## Task
Write out the full listing exactly as it appears below.

┄┄┄┄┄┄┄┄┄┄

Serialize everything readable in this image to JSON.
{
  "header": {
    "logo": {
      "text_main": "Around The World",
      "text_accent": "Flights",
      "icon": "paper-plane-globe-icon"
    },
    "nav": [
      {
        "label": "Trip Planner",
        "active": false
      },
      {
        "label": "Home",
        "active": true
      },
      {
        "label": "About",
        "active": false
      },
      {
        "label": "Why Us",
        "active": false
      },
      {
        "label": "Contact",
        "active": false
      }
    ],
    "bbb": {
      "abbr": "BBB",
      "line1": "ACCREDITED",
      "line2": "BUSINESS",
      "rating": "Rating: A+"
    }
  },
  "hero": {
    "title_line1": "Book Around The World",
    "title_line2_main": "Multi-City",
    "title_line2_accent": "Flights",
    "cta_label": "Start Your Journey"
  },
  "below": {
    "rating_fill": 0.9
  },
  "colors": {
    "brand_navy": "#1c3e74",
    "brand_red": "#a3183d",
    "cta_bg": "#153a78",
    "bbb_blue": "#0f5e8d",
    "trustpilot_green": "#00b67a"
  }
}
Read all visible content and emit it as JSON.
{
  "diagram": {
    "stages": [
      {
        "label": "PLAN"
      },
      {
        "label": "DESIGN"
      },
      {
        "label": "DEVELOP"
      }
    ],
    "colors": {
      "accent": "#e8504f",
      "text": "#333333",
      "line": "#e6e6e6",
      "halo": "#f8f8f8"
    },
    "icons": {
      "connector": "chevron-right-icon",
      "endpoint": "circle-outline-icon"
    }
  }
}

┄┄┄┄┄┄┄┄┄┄

## Task result
Serialize everything readable in this image to JSON.
{
  "header": {
    "logo": {
      "text_main": "Around The World",
      "text_accent": "Flights",
      "icon": "paper-plane-globe-icon"
    },
    "nav": [
      {
        "label": "Trip Planner",
        "active": false
      },
      {
        "label": "Home",
        "active": true
      },
      {
        "label": "About",
        "active": false
      },
      {
        "label": "Why Us",
        "active": false
      },
      {
        "label": "Contact",
        "active": false
      }
    ],
    "bbb": {
      "abbr": "BBB",
      "line1": "ACCREDITED",
      "line2": "BUSINESS",
      "rating": "Rating: A+"
    }
  },
  "hero": {
    "title_line1": "Book Around The World",
    "title_line2_main": "Multi-City",
    "title_line2_accent": "Flights",
    "cta_label": "Start Your Journey"
  },
  "below": {
    "rating_fill": 0.9
  },
  "colors": {
    "brand_navy": "#1c3e74",
    "brand_red": "#a3183d",
    "cta_bg": "#153a78",
    "bbb_blue": "#0f5e8d",
    "trustpilot_green": "#00b67a"
  }
}
Read all visible content and emit it as JSON.
{
  "diagram": {
    "stages": [
      {
        "label": "PLAN"
      },
      {
        "label": "DESIGN"
      },
      {
        "label": "DEVELOP"
      }
    ],
    "colors": {
      "accent": "#e8504f",
      "text": "#333333",
      "line": "#e6e6e6",
      "halo": "#f8f8f8"
    },
    "icons": {
      "connector": "chevron-right-icon",
      "endpoint": "circle-outline-icon"
    }
  }
}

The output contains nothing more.